the present day race of small artists. Yet Lautner is capable of occasional genuis,
a passage of some originality, a modulation, a harmonic phrasing, some sort of bold effect that betrayed wit and invention
It is at the height of Lautner's occasional brilliance that he produces,
...as he said it would be, his masterpiece. He had, that is, brought to its highest pitch his little artifice of introducing into a fairly vulgar and humorous piece of hackwork a sudden phrase of genuine creative art. He plays his composition with the adulterous Amra, to the singing and dancing of the husband he has cuckold, Jacoby.
True art (Lautner's music) delivers the truth to the unfortunate Jacoby,
And on the F-major chord Attorney Jacoby stopped dancing. At the crescendo of his performance, realization dawns on him, pathetically late. After all the affair between Amra and Lautner was
known to the whole town, who laughed at it behind the lawyer's back. It is in this moment of dancing the fool (coerced into the act as usual by his wife) that he realizes how much of a fool he has been.
In a frightful stillness, unbroken by the smallest sound, his gaze travelled slowly and unesily from the pair to audience, from the audience to the pair, while his eyes widened more and more. Then knowledge seemed to flash across his face...
Thus does art, Lautner's music, illustrate to the hapless Jacoby the reality of his loveless marriage to a woman who possessed
a sensuality both tormented and cruel. He possessed himself of the illusion that even though his wife did not love him, she would remain faithful in light of his own expansive love for her,

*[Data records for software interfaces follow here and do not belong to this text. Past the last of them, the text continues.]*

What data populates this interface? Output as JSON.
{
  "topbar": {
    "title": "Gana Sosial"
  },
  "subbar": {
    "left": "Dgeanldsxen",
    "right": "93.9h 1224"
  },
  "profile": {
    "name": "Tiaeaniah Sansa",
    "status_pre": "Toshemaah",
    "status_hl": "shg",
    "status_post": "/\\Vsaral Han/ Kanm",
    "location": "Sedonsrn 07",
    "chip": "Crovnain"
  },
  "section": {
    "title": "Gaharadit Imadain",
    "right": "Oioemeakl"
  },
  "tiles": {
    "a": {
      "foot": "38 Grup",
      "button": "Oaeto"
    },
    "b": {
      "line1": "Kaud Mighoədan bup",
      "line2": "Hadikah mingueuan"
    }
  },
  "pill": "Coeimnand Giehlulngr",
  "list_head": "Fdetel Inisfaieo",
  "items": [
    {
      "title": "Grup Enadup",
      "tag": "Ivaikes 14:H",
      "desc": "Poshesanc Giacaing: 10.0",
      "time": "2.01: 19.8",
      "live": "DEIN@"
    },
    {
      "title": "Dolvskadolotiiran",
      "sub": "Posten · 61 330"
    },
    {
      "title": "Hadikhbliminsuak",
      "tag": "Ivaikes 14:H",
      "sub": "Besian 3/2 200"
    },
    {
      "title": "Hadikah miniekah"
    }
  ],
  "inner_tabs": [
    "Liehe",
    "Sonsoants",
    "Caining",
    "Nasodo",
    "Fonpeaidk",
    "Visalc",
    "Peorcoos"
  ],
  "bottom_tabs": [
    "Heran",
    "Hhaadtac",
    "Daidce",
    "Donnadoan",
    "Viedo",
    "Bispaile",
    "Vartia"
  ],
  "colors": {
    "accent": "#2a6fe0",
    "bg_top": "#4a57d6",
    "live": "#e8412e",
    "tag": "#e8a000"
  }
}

that you will never betray or deceive me, even if you cannot love me, just out of gratitude for this love.
This physical giant of a man, whose spirit is as small as he is large, cannot withstand the shock of his realization. His wife carrying on with Lautner while all this time he has been so meek, so obedient. He topples and as succinctly put by the doctor after examining him,
Little Lizzy certainly demonstrates art's ability to reveal truth. Yet art is the opposite of truth since art must be constructed, built on an edifice of half-lies (what is fiction if not lies), possibilities and uncertainties.

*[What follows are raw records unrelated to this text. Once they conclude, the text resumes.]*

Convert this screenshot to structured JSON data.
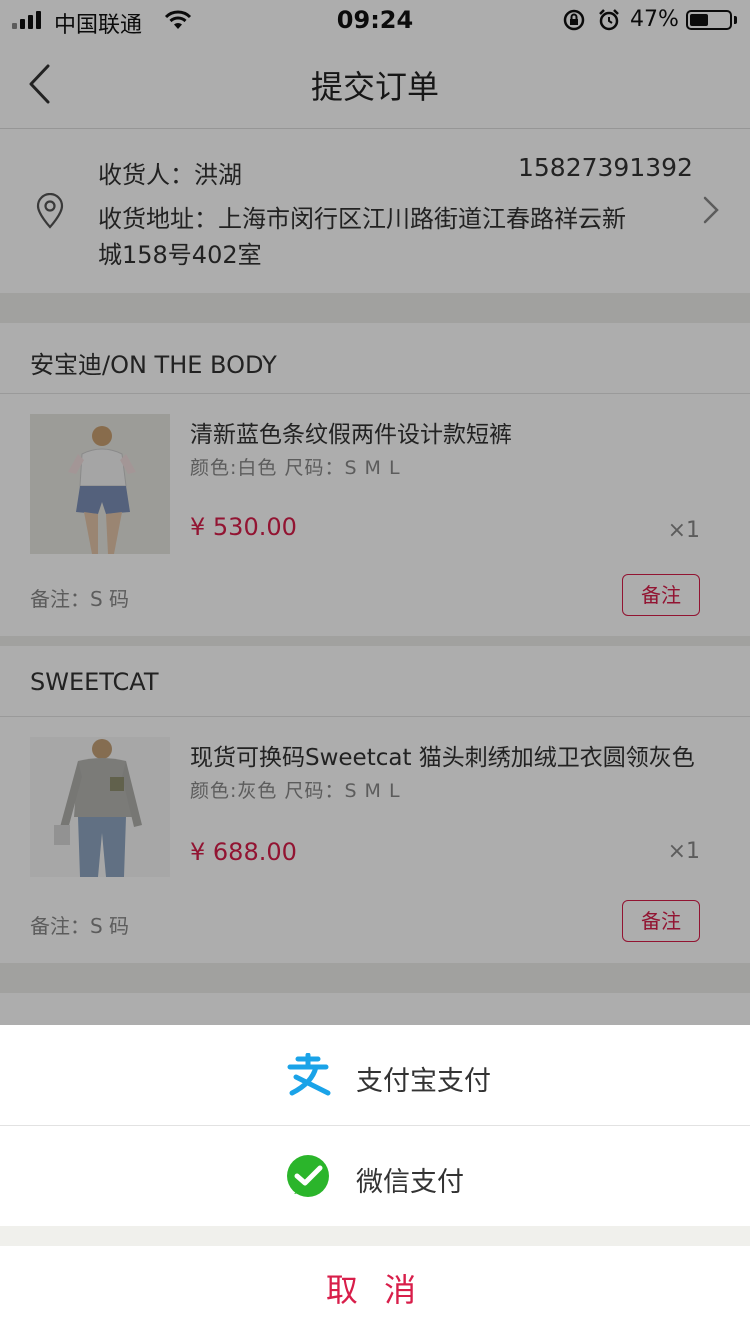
{
  "status_bar": {
    "carrier": "中国联通",
    "time": "09:24",
    "battery_percent": "47%",
    "battery_level": 0.47
  },
  "nav": {
    "title": "提交订单",
    "back_icon": "chevron-left-icon"
  },
  "address": {
    "recipient": "收货人：洪湖",
    "phone": "15827391392",
    "address_line1": "收货地址：上海市闵行区江川路街道江春路祥云新",
    "address_line2": "城158号402室",
    "icon": "location-pin-icon"
  },
  "stores": [
    {
      "name": "安宝迪/ON THE BODY",
      "product": {
        "name": "清新蓝色条纹假两件设计款短裤",
        "attrs": "颜色:白色  尺码：S M L",
        "price": "¥ 530.00",
        "qty": "×1"
      },
      "note": "备注：S 码",
      "note_button": "备注"
    },
    {
      "name": "SWEETCAT",
      "product": {
        "name": "现货可换码Sweetcat 猫头刺绣加绒卫衣圆领灰色",
        "attrs": "颜色:灰色  尺码：S M L",
        "price": "¥ 688.00",
        "qty": "×1"
      },
      "note": "备注：S 码",
      "note_button": "备注"
    }
  ],
  "payment_sheet": {
    "options": [
      {
        "label": "支付宝支付",
        "icon": "alipay-icon",
        "color": "#1aa3e8"
      },
      {
        "label": "微信支付",
        "icon": "wechat-icon",
        "color": "#2bb52b"
      }
    ],
    "cancel_label": "取 消"
  },
  "colors": {
    "accent": "#d81e4a",
    "overlay": "rgba(0,0,0,0.32)"
  }
}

The short story is conscious of itself (not in the metafictional sense but more in the omniscient/all-knowing narrator sense) as a construct, the product of specifically chosen characters and situation.
Indeed, Little Lizzy relies on a lot of elements which at certain points stretches the credulity of the reader. Two central points stand out artifices necessary for the story's point. One, Why would beautiful Amra marry such a pitiful man? We are never told, the story admits the reason is
unfathomable. Two, Jacoby is incredibly pathetic. It is almost unbelievable that any person would be as loathsome as he.
(On point number one, we do know that it wasn't for money, Amra is sufficiently well to do on her own. What is it mere cruelty then, her knowledge that she could forever have a pet in Jacboy?)
Moreover, the story makes no amends for such construction,
You must just accept them... as the given premises on which the farce is mechanically built up. In essence the narrator is saying, the play's the thing; never mind if some of its parts are a bit creaky.
Little Lizzy consciously constructs its world and then presents the unappealing truth.
Jacoby is the epitome of obsequiousness. This forced agreeability is then preyed on by the person he loves the most. The resulting mess is painful to read as the character's main flaw is pitilessly eviscerated by the plot of the story.
I didn't care so much for the arrogance lacing the narrator's tone or the irredeemable nature of Amra. The story says it is a farce and truly, it should be read as such.